## Assignment
Find the lines below in which the string "sabiduría" occurs. Copy each one.

## Recorded information
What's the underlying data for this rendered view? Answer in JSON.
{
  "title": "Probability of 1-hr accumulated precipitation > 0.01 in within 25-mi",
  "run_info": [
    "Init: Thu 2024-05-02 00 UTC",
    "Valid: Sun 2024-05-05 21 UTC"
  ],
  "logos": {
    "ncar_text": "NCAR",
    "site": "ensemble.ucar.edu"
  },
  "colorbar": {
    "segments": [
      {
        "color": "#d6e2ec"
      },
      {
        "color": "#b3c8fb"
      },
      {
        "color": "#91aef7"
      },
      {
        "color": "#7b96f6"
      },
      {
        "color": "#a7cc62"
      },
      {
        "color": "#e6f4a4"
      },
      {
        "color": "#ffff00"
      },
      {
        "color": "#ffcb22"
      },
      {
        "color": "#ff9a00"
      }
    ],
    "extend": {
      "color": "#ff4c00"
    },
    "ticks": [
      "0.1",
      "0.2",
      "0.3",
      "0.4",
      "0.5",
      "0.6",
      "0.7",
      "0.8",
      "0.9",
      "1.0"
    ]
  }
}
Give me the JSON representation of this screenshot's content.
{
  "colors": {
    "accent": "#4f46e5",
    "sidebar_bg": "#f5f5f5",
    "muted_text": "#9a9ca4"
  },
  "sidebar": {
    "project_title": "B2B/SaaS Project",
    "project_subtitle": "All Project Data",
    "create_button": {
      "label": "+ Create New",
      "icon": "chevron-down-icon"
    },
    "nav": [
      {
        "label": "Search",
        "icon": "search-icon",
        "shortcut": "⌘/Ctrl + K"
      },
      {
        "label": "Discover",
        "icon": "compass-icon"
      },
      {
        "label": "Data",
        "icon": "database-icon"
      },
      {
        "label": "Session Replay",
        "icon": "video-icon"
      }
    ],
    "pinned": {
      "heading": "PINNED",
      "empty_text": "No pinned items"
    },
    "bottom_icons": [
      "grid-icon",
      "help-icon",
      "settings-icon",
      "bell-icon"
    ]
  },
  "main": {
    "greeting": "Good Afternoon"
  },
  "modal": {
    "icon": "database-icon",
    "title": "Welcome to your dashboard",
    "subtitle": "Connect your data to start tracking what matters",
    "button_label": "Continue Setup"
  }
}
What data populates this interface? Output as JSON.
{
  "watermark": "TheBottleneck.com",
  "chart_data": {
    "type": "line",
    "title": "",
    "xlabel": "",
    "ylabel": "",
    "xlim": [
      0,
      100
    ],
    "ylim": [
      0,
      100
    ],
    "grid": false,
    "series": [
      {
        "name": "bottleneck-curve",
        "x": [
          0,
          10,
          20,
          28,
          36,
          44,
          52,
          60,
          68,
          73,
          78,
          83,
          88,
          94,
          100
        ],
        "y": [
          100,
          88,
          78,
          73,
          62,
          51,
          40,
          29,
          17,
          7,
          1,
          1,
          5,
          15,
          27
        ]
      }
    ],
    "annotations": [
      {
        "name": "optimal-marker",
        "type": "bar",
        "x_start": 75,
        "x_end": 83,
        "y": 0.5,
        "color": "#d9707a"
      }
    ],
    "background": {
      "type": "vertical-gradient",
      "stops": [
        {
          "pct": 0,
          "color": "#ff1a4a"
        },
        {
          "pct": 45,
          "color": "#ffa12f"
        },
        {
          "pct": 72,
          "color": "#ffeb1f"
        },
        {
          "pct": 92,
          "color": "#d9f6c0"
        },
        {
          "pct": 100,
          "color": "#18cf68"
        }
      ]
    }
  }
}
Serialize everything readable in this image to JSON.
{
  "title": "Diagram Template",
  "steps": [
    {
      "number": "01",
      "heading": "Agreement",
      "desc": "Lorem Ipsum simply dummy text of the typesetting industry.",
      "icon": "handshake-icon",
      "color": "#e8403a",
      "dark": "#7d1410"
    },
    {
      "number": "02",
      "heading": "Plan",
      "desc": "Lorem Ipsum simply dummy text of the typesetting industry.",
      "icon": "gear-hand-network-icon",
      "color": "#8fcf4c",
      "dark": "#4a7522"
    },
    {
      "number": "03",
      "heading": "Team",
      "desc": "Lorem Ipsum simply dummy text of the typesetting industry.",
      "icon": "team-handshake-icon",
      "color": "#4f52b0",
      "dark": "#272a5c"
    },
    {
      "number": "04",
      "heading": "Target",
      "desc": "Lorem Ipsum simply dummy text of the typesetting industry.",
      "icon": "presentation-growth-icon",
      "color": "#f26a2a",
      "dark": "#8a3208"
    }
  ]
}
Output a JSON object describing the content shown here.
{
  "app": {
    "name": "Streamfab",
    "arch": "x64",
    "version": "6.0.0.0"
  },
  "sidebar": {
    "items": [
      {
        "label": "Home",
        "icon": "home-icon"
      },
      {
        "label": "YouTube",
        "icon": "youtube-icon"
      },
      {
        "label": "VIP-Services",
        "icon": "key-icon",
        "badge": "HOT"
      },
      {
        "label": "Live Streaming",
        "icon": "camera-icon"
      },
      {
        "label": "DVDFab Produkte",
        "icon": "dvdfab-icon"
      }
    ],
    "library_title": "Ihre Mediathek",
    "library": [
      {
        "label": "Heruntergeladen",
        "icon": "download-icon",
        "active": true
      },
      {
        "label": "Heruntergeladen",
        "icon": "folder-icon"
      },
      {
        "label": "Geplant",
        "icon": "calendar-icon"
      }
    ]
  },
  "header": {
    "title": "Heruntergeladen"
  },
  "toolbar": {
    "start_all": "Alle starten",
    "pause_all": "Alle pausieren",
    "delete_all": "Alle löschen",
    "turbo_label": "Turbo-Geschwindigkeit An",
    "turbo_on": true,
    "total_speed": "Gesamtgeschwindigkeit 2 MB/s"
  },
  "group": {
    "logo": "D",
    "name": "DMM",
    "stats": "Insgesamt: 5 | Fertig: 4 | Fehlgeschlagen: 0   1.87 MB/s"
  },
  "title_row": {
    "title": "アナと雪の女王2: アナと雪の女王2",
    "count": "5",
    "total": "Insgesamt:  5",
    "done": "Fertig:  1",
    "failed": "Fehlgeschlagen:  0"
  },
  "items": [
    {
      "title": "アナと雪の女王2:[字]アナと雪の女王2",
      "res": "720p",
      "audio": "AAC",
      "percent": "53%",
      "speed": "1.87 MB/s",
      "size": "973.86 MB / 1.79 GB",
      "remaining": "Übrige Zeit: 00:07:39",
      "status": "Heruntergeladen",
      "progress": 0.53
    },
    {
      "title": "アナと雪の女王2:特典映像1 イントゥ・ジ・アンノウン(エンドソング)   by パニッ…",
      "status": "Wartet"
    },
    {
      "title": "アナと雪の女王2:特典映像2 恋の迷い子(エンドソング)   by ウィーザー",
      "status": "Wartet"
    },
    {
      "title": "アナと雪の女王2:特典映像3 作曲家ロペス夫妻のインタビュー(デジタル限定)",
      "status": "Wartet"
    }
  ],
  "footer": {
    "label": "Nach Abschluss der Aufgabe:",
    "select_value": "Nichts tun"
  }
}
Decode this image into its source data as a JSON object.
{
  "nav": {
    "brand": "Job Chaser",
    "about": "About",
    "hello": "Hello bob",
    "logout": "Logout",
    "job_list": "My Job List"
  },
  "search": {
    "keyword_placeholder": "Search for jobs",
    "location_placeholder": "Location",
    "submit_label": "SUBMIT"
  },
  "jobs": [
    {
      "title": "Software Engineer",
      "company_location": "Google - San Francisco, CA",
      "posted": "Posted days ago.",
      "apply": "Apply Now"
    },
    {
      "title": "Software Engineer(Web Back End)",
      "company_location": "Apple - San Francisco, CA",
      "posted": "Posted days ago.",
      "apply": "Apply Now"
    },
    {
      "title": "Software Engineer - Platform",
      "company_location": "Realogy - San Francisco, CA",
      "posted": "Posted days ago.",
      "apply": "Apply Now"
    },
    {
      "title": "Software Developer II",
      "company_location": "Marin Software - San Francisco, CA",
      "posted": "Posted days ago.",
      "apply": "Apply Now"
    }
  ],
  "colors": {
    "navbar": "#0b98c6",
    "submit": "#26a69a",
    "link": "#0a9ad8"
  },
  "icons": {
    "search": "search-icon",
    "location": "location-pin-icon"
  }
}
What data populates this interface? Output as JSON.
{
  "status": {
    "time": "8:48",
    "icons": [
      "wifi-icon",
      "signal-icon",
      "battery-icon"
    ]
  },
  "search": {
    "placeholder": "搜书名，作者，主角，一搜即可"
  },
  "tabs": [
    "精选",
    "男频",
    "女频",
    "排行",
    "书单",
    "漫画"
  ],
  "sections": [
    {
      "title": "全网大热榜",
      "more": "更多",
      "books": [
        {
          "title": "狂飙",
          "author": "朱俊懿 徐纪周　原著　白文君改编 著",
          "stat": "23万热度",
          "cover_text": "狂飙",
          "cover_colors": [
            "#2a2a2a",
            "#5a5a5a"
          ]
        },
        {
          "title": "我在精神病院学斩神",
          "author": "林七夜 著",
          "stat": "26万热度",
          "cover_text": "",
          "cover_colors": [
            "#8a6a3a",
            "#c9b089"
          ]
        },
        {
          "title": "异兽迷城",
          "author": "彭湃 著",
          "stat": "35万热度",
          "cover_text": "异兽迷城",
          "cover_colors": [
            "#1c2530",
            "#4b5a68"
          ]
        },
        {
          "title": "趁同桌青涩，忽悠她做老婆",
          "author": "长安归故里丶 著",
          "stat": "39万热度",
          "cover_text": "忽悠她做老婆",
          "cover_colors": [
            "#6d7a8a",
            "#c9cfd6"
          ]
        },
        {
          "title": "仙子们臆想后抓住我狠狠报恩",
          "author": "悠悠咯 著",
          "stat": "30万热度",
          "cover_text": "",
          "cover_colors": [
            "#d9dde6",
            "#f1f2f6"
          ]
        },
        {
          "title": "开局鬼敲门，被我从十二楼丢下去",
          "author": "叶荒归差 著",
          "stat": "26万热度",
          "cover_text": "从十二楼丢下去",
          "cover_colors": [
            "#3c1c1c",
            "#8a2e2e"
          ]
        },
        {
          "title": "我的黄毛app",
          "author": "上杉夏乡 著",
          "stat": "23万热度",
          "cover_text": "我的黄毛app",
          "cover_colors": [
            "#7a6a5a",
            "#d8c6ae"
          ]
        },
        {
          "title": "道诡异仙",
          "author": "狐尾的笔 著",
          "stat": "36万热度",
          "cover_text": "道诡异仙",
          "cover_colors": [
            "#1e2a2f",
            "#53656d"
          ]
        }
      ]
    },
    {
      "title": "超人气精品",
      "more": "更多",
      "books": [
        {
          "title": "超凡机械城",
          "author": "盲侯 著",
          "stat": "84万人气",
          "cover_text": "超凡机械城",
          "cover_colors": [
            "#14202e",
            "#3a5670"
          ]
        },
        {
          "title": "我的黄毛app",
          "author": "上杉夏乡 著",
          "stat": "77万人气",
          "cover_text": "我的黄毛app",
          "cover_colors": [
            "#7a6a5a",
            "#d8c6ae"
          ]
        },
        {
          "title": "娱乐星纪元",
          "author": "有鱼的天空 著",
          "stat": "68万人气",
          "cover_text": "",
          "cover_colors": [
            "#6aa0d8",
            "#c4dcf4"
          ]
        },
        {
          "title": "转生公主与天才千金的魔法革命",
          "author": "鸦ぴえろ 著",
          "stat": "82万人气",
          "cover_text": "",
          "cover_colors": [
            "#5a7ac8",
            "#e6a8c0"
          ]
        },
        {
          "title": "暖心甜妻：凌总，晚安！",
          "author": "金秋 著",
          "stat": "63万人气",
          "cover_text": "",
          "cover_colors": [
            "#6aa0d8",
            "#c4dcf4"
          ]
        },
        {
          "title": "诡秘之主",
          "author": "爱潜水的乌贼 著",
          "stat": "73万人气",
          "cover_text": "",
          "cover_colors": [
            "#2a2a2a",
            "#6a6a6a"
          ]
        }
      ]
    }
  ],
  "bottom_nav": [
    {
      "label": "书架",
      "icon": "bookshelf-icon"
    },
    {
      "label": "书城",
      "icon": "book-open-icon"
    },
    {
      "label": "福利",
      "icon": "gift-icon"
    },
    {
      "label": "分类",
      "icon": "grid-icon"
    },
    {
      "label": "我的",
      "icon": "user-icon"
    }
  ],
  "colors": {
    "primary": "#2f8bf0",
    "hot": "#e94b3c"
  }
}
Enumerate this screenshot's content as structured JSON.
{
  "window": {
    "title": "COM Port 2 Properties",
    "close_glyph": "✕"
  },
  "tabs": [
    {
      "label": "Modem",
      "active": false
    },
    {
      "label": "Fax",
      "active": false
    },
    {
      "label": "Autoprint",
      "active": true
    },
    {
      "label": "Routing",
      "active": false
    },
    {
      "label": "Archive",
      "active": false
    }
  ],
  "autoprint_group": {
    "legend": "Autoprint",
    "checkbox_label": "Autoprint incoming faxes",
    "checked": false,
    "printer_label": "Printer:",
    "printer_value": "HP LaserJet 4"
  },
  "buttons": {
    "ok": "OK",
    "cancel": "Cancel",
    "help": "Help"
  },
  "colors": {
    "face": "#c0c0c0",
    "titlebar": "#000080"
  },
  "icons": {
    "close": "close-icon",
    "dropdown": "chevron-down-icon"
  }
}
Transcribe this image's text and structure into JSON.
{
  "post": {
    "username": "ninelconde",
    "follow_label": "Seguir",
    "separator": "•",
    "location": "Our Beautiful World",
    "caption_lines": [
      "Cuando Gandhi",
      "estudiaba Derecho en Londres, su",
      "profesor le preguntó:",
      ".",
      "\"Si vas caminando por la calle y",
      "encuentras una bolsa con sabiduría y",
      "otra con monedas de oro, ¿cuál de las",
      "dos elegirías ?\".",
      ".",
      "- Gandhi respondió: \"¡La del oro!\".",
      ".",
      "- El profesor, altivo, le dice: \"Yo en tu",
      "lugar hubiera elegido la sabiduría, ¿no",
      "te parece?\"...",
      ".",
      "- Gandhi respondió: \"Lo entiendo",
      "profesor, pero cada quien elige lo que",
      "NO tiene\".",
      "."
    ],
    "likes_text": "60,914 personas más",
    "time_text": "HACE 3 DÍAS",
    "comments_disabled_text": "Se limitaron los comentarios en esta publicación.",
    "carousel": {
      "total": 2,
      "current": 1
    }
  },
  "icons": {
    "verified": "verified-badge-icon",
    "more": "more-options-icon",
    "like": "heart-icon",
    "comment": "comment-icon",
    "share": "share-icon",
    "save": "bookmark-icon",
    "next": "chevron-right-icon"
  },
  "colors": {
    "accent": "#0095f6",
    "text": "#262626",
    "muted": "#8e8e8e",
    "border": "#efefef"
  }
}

## Reply to the task
      "encuentras una bolsa con sabiduría y",
      "lugar hubiera elegido la sabiduría, ¿no",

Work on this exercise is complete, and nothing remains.